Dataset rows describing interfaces
----------
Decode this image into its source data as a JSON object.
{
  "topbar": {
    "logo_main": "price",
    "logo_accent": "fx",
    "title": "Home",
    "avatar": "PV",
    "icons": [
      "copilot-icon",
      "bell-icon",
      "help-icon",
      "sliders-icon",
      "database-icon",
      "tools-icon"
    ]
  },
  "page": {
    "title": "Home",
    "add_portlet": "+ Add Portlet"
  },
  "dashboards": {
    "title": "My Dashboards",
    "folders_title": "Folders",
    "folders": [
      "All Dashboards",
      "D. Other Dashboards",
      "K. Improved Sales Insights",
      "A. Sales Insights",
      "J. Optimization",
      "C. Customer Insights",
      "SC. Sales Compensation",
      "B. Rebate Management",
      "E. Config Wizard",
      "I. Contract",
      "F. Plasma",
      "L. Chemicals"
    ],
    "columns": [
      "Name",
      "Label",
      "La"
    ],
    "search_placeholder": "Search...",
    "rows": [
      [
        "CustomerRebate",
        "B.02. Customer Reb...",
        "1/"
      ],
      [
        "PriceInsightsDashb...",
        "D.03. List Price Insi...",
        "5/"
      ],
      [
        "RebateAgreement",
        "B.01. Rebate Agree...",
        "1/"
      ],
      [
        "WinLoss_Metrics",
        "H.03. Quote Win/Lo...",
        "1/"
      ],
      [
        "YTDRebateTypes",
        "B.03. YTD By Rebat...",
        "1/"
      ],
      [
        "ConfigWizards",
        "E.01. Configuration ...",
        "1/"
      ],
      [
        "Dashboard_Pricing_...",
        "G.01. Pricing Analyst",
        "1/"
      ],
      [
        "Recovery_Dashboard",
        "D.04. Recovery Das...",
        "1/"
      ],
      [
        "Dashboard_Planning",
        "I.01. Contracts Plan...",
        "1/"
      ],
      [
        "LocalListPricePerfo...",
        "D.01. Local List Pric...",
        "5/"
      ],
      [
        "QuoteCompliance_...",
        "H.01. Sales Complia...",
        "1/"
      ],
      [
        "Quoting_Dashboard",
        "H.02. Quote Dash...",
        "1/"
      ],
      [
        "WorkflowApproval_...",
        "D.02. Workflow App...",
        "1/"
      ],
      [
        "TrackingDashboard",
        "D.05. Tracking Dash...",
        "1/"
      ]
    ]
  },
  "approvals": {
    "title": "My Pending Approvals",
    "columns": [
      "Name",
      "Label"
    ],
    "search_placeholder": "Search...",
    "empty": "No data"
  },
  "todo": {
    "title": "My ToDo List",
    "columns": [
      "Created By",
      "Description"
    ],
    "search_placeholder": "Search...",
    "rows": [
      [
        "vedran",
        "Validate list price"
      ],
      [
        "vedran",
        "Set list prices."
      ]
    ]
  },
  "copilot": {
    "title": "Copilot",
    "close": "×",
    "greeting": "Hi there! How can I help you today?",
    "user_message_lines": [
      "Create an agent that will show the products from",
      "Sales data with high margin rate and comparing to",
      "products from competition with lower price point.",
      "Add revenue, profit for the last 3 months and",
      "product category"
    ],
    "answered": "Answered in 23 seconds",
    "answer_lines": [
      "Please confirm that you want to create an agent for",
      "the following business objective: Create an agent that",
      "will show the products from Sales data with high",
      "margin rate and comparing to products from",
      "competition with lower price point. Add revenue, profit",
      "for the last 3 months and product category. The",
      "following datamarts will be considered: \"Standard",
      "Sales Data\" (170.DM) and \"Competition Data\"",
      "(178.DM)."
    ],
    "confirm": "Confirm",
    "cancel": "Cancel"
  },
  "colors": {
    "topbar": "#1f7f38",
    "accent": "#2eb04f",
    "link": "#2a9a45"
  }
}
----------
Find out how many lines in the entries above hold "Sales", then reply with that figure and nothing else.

**ANSWER SPACE**
7